There are several risk factors associated with the development of DVTs. These include the length of the surgical procedure, use of hormonal replacements or birth control pills, cigarette smoking, obesity, a history of cancer, family history of hypercoagulability, advanced age, and a previous history of blood clots.
When travel is necessary following cosmetic surgery, every step should be taken to avoid this potential complication. Patients should use anti embolic compression stockings, maintain hydration, and ambulate frequently when traveling. In patients who have multiple risk factors, anticoagulants such as Lovenox may be necessary.
If you have plans for travel in the immediate postoperative period, make sure you discuss this issue with your plastic surgeon. It’s important to remember that every patient’s situation is unique. For this reason, treatment needs to be individualized for every patient.

These answers are for educational purposes and should not be relied upon as a substitute for medical advice you may receive from your physician.
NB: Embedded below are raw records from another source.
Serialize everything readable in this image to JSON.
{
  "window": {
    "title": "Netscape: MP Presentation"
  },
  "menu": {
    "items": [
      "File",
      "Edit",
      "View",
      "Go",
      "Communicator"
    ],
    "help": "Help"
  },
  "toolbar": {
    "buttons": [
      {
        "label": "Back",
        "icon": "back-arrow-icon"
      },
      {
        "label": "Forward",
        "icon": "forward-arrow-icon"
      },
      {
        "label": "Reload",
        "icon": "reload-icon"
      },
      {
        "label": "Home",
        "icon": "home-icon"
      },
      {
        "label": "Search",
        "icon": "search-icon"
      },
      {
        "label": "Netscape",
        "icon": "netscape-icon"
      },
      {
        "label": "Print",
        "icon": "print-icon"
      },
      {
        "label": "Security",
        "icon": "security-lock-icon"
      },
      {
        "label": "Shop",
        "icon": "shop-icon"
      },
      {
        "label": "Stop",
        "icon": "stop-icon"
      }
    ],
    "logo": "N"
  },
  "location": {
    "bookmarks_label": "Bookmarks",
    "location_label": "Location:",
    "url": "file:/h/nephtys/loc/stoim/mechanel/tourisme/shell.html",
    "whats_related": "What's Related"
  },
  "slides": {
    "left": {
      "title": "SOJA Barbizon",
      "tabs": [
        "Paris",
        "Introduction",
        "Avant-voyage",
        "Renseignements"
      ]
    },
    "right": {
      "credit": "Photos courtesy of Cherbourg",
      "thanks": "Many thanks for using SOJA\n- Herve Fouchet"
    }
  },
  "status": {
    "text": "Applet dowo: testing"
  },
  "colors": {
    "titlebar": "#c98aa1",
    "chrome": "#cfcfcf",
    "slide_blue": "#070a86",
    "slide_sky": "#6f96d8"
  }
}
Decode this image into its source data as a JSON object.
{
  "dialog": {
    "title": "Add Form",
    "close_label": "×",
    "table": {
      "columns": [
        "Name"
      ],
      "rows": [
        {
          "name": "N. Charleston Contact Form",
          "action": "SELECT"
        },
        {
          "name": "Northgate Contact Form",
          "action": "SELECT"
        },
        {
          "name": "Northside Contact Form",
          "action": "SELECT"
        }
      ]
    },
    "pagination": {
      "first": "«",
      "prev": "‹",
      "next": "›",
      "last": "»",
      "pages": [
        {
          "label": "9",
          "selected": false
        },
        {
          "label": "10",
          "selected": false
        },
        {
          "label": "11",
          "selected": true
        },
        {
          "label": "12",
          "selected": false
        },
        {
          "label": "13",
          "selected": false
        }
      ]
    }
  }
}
If you have a medical emergency, please call 911. These answers do not constitute or initiate a patient/doctor relationship.